Pakistani activist Malala Yousafzai has asked world leaders to “choose books over bullets.” The youngest Nobel laureate wrote that, even if she seemed naïve, she would still measure the world from the perspective of a hopeful teenager.
Malala, who received the Nobel Peace Prize in 2014, said she would visit Oslo, where she was awarded the honor, to ensure that the promise to provide education to every child had been kept. On Sunday, Malala will turn 18.
Because of her activism on behalf of other Pakistani girls, Malala was shot in an assasination attempt Oct. 9, 2012, when she was 15.
Malala’s essay was exclusively published in the Telegraph. She wrote that she had been considered “unique” because girls in Pakistan have long been deprived of getting an education. However, there are more than 60 million other girls in the world who are deprived of education, she wrote.
Malala wrote about a mass killing in which more than 150 schoolchildren had been killed by terrorists in Peshawar, Pakistan. She thanked people for supporting her. “You spoke up for me, prayed for me, you sang my song during those dark days when my voice was silenced,” Malala wrote. “I became stronger because of the support of my family and the support from the millions of sisters and brothers from all around the world.”
Malala mentioned a girl named Mezon whom she had met in Jordan. While the girl struggles for basic needs like water and food, she is desperate to learn. Malala said the girl wanted to make a difference in her country. The girl, who lives in a refugee camp, wants to convey the message that girls like her have an intense passion for education.
This is the first time Malala will visit Oslo since she received the Nobel. Pakistan Today reported that Malala would attend the Oslo Education Summit and ask world leaders to keep their promise to ensure 12 years of free quality education to every child. She will ask for an additional annual investment of $39 billion to make the promise a reality.

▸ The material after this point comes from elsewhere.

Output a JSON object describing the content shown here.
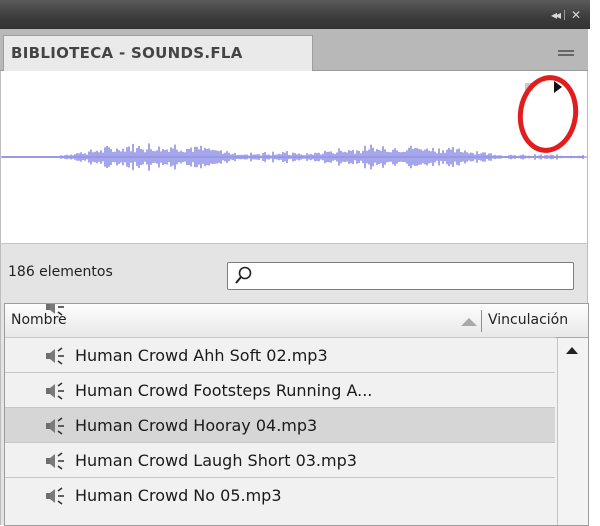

More than 100 countries signed the Incheon Declaration in Korea in May 2015. The ministers of the countries promised to give free education to all children by 2030.